The Justice Secretary has promised to amend the law at “the earliest possible date” to ensure serious offenders can be forced to attend their sentencing after child killer Lucy Letby refused to appear in the dock.
The 33-year-old was not present on Monday to hear the condemning words of the judge and victims' families at Manchester Crown Court, prompting further outrage.
Letby received a life sentence at the hearing after being convicted of the murders of seven babies and the attempted murder of six others last week.
Earlier this year, Attorney General Alex Chalk said the government was “obligated” to amend the law so criminals could be forced to attend their sentencing after the killers of Olivia Pratt-Korbel, Zara Aleena and Sabina Nessa also refused for to stand himself in the dock.
Mr Chalk said on Monday: “Lucy Letby is not just a murderer, but a coward whose failure to confront the families of her victims, refusing to hear her testimonies of the impact and society's condemnation, is the ultimate insult .”
“We want to change the law so that criminals can be forced to attend court hearings.”
He added: “Cases like this make me even more determined to ensure the worst offenders appear in court, by order of the judge, to be brought to justice.”
“That's why we're exploring ways to change the law at the earliest opportunity to ensure that the silence that follows the banging of the prison gates echoes the society's condemnation in the ears of prisoners.”
The PA news agency understands plans could be presented as early as the autumn, once parliamentary time permits.
But Labor leader Sir Keir Starmer accused the government of “hesitating” the change.
He said: “I hope that the government will do it because I think it can happen very quickly.”
“If not, we will force a change in the relevant legislation. But actually my position is to urge the Government to go ahead with this and to offer their support to the Labor Party so that this can be done very, very quickly.
“This is not the first case. The government has hesitated in this regard for a long time. Keep up the good work for these victims and of course the other cases that have taken place before.”

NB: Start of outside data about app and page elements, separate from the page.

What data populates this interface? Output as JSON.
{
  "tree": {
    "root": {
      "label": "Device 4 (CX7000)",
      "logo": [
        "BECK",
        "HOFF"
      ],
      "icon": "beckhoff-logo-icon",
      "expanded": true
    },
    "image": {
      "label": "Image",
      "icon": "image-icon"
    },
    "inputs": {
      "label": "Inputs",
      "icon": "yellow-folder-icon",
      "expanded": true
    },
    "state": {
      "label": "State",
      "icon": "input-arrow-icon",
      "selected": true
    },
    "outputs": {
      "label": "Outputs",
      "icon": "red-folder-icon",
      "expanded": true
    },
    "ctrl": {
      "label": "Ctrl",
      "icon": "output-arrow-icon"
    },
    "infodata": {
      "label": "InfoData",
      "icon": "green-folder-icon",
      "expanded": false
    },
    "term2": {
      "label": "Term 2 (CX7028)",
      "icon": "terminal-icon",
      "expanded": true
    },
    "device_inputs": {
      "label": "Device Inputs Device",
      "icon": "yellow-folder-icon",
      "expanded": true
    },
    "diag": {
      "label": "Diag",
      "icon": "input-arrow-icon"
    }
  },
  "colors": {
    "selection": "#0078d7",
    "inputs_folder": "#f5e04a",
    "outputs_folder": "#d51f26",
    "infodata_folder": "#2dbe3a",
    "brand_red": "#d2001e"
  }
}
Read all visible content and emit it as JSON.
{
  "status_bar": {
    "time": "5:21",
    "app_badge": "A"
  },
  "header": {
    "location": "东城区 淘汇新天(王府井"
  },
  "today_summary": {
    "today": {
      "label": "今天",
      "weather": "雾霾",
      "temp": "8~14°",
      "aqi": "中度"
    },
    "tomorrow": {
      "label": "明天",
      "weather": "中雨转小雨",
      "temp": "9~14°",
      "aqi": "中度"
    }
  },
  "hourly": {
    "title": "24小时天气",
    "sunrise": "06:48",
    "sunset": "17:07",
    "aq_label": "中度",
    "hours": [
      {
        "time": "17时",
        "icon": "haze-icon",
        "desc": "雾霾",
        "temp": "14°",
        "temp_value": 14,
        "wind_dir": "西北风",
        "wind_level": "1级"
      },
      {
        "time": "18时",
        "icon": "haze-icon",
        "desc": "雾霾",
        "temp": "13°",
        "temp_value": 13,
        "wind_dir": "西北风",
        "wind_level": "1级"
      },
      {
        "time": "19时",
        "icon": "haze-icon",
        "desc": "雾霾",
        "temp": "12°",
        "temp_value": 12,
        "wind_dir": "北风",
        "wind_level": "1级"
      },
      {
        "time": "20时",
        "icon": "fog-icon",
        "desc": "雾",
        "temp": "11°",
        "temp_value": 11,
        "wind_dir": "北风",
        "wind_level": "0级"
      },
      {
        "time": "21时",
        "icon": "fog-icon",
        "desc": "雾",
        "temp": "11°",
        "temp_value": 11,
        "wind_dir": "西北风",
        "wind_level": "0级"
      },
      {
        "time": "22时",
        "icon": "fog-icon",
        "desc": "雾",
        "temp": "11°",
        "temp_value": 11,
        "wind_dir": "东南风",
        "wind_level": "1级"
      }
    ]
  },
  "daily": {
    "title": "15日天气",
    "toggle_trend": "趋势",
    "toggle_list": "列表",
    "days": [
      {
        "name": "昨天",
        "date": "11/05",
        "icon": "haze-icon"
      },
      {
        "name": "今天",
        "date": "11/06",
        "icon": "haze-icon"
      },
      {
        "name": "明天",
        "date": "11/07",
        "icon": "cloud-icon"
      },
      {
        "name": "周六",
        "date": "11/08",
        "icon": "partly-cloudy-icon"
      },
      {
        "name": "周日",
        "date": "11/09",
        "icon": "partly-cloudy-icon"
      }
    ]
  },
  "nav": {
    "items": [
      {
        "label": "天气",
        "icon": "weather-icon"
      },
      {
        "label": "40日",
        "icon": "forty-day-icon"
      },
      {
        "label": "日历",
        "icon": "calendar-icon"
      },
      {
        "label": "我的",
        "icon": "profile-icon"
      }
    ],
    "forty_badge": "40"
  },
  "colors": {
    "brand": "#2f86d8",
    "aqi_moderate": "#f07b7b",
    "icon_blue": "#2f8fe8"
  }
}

Labour's Shadow Justice Secretary Steve Reed quoted Mr Chalk's words on Twitter and criticized the speed of the delivery, saying: “‘Are you looking for a change?' Labor last year called for legislation to be changed to force criminals to attend sentencing.

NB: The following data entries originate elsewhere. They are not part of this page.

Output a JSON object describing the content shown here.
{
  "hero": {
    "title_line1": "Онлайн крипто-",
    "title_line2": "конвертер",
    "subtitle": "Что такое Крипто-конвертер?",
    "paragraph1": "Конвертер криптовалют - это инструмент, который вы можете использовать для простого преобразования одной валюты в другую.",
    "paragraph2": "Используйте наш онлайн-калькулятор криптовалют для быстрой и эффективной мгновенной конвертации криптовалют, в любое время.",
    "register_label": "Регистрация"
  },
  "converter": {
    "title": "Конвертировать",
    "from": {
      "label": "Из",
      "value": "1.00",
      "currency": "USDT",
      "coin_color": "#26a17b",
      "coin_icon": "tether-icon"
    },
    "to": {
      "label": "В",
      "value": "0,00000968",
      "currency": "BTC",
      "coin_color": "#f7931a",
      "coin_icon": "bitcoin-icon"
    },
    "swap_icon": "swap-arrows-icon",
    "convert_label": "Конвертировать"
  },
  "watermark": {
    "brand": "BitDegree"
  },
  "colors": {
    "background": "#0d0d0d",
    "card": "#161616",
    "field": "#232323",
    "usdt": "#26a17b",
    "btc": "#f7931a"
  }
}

“Your predecessor said he agreed but did nothing. Now just “look” at it. The victims have suffered enough. Keep going.”
Having once seen someone being bound and gagged in court in the United States, I don't think that's an appropriate solution
Prime Minister Rishi Sunak told broadcasters on Monday: “It is cowardly that people who commit such horrific crimes do not face their victims and experience first-hand the impact their crimes have had on them and their families and loved ones.”

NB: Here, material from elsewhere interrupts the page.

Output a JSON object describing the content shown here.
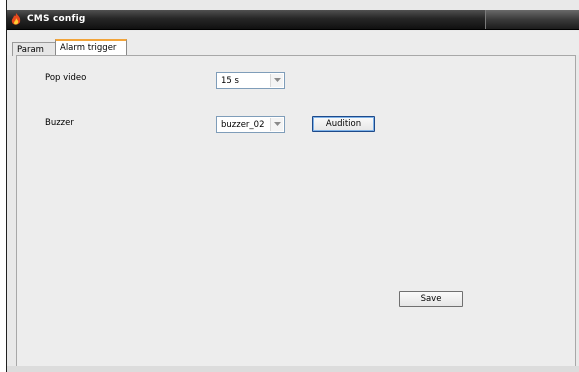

“We are looking for a change in the law to ensure this happens and that is something we will put forward in due course.”
But Lord Thomas, a cross-party counterpart and former Lord Chief Justice, expressed caution about any attempt to force people to attend.
He told BBC Radio 4's PM program that the “obvious” answer to sentences shorter than life is to have the power to extend the sentence if the sentenced person is not present.
But he said the threat of a longer sentence was “completely pointless” when someone like Letby was already serving a life sentence.
Addressing the possibility of forcing the convict to attend the hearing, he added, “Having once seen someone bound and gagged in court in the United States, I don't think that's an appropriate solution.”
He said an alternative would be to broadcast the judge's remarks into the person's cell.
There is also mounting pressure on the government to give a promised investigation into Letby's crimes greater powers, by giving it a legal basis and ensuring it is led by a judge.
Downing Street proposed giving the inquiry a legal basis but could not say when the mandate would be made public.
Children's Minister Claire Coutinho had previously argued that a non-statutory inquiry would go “much faster”.